The first property is secrecy. The data that you back up using this
application should not be in the clear either in motion or at rest. No one
should be able to get data in plain form apart from you. Importantly, this
data should not be in the clear with your cloud provider of choice here,
The second property is integrity. You must instantly verify whether the
data you backed up has been tampered with in any way. As a bonus, it would
be nice if this verification were done with something bound to your
identity (also known as a digital signature).
The third property is the ability to verify your tools.
Essentially, you will be so paranoid that you don’t trust code you can’t
see in any layer charged with enforcing the previous two properties. This
means you will force yourself to stick to open source tools only. Note
that the fact that Microsoft is running some code in the data center is
irrelevant here, because the data is protected “outside” the data center,
and the blob service is used only as a very efficient byte
We will discuss the first two properties throughout the course of
this chapter. For the third property, you will stick with open source
tools that will work just as well on a non-Windows open source
To run the code in this chapter, you need two pieces of software.
The first is Python 2.5 or later, which you can download from http://www.python.org if you don’t already have it.
Note: Almost all modern *nix operating systems ship with some version of
Python. As of this writing, most did not ship with Python 2.5 or later.
To check the version of Python you have, run python --version at a command line.
Unfortunately, Python lacks some of the core cryptographic
functionality that is used in this chapter, so the second piece of
required software is an additional Python package called M2Crypto. You can find prebuilt versions for your operating
system of choice at http://chandlerproject.org/Projects/MeTooCrypto. This is a
popular Python library maintained by Heikki Toivonen that wraps around the OpenSSL tool set to
provide several cryptographic and security features.

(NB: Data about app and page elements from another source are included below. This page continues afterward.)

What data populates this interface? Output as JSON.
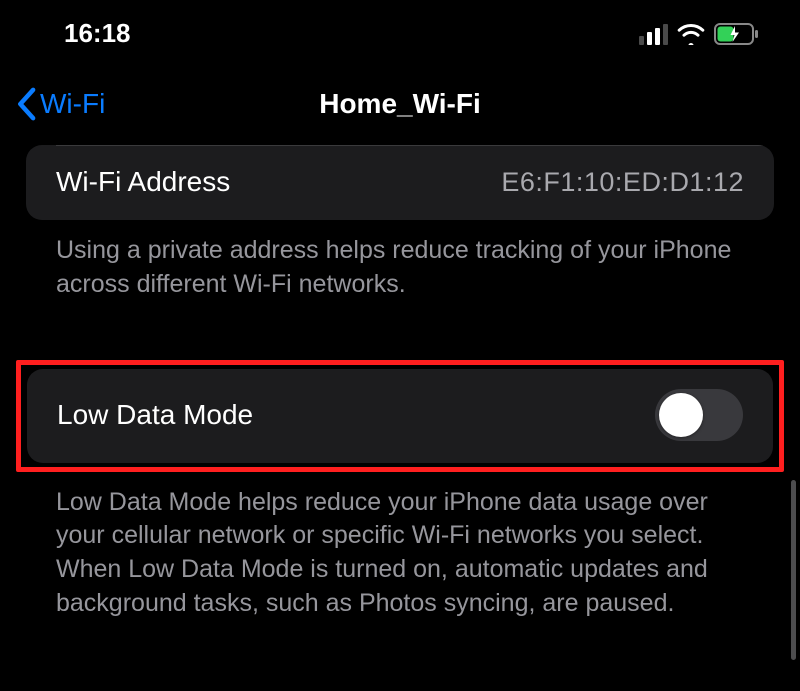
{
  "status": {
    "time": "16:18"
  },
  "nav": {
    "back_label": "Wi-Fi",
    "title": "Home_Wi-Fi"
  },
  "wifi_address": {
    "label": "Wi-Fi Address",
    "value": "E6:F1:10:ED:D1:12",
    "footer": "Using a private address helps reduce tracking of your iPhone across different Wi-Fi networks."
  },
  "low_data_mode": {
    "label": "Low Data Mode",
    "enabled": false,
    "footer": "Low Data Mode helps reduce your iPhone data usage over your cellular network or specific Wi-Fi networks you select. When Low Data Mode is turned on, automatic updates and background tasks, such as Photos syncing, are paused."
  }
}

Note: M2Crypto doesn’t have the greatest documentation in the world, but
since it is a thin wrapper around OpenSSL, you can often look up documentation for the
OpenSSL function of the same name.